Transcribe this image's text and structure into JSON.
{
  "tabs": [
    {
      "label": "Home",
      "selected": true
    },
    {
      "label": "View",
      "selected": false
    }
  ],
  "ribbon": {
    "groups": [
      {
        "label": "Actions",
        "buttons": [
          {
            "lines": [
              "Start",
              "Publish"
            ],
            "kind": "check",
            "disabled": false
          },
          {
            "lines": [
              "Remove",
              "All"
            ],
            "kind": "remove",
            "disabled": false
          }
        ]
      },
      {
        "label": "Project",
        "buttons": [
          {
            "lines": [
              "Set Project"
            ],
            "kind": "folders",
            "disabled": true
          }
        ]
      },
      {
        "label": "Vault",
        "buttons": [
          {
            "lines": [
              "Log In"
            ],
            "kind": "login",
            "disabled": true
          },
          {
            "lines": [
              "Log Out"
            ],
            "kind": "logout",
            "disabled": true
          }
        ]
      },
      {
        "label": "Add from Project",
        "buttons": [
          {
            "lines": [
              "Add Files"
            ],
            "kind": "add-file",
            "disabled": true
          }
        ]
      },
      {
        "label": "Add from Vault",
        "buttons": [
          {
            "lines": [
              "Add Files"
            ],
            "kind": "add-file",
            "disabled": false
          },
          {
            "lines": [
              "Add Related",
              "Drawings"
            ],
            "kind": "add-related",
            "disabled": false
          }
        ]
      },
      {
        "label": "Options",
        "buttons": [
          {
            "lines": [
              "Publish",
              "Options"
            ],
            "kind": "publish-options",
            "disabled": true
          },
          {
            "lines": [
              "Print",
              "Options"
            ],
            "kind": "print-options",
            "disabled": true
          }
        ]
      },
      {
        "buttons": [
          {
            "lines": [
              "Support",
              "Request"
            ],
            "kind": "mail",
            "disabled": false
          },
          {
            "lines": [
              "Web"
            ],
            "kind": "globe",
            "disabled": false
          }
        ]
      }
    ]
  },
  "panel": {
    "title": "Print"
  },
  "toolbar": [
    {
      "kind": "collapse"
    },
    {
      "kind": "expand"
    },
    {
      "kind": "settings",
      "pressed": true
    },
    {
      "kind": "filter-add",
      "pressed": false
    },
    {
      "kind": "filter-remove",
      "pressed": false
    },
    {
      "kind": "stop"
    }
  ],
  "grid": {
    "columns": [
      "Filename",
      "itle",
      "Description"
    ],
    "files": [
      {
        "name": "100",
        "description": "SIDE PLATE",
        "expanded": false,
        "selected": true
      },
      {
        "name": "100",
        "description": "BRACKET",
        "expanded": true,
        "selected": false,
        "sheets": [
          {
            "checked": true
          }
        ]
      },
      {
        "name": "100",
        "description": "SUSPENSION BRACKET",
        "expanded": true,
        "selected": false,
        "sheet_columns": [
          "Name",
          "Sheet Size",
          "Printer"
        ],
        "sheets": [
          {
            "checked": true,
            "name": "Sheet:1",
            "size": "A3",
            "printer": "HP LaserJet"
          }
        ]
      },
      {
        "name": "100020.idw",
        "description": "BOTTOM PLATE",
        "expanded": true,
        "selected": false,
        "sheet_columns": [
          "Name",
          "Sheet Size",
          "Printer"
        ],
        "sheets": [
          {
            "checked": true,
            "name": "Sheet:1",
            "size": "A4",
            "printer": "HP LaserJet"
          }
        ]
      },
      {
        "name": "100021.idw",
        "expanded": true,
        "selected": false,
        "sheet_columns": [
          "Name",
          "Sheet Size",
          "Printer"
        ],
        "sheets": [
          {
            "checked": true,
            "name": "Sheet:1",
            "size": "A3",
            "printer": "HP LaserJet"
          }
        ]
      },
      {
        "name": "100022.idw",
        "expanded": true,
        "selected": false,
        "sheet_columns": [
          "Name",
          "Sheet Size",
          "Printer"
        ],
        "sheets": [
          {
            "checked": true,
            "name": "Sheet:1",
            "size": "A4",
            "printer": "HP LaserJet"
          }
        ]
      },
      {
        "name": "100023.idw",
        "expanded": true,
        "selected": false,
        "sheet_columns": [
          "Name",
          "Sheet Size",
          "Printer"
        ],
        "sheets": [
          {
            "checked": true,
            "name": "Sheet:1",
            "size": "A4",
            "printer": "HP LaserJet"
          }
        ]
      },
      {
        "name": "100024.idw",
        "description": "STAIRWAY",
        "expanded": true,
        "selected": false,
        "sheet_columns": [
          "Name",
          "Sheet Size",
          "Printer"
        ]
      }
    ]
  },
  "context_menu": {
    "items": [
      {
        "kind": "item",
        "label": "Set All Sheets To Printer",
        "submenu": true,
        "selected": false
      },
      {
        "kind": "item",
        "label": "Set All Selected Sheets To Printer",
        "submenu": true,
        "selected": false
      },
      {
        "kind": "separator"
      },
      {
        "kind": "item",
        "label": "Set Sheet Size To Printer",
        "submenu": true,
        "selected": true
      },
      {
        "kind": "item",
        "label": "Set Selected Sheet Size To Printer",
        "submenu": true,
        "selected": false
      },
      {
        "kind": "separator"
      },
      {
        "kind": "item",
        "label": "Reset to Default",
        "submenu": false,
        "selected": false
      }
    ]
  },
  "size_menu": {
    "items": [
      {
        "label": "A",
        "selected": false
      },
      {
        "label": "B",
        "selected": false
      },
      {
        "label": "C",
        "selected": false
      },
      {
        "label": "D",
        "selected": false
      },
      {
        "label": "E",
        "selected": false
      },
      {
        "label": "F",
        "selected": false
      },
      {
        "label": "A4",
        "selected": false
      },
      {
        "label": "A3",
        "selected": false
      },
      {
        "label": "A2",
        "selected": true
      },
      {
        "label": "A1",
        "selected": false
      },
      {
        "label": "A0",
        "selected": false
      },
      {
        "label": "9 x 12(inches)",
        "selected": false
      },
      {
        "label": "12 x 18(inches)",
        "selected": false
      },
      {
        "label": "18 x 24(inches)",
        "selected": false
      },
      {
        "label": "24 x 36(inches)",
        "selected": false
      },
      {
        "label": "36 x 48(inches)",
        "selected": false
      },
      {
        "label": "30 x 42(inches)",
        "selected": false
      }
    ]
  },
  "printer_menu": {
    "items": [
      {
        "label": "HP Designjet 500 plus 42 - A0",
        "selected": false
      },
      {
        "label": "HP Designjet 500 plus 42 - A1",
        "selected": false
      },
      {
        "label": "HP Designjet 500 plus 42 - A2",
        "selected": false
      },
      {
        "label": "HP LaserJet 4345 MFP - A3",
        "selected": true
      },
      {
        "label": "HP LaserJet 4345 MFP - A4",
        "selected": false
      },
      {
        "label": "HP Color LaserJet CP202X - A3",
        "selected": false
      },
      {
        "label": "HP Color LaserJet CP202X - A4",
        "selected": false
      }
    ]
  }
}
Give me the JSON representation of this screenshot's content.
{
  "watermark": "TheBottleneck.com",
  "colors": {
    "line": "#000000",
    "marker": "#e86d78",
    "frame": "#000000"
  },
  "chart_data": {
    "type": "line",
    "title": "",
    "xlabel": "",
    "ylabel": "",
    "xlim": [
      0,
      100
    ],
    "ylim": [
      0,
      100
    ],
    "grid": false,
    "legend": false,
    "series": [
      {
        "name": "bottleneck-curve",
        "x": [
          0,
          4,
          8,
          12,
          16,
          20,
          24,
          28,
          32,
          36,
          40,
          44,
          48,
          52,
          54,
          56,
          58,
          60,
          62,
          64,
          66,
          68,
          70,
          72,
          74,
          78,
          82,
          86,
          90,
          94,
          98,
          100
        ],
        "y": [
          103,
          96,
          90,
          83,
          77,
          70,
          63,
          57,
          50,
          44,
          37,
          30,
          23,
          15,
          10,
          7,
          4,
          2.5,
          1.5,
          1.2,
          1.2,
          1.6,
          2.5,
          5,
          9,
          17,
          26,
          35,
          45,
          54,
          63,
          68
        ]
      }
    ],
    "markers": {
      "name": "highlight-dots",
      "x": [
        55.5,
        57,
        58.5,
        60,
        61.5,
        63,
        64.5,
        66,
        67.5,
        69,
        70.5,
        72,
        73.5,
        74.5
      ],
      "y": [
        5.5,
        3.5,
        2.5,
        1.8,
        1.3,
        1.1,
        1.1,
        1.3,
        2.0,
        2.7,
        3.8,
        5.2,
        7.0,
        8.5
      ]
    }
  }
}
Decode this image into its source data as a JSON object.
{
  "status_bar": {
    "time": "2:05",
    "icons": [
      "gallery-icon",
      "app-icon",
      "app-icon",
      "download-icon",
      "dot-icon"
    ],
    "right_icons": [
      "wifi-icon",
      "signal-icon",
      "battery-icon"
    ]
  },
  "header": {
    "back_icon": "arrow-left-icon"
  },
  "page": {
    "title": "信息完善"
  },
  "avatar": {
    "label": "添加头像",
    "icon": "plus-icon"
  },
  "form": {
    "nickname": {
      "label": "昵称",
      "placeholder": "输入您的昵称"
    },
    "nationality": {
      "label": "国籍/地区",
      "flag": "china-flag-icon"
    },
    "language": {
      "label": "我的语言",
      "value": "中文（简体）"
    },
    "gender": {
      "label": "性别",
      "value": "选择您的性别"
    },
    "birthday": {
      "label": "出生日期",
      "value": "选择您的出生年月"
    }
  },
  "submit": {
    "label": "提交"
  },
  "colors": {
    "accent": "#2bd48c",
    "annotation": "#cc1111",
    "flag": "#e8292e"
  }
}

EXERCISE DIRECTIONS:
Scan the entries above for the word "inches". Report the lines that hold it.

OUTPUT OF THE EXERCISE:
        "label": "9 x 12(inches)",
        "label": "12 x 18(inches)",
        "label": "18 x 24(inches)",
        "label": "24 x 36(inches)",
        "label": "36 x 48(inches)",
        "label": "30 x 42(inches)",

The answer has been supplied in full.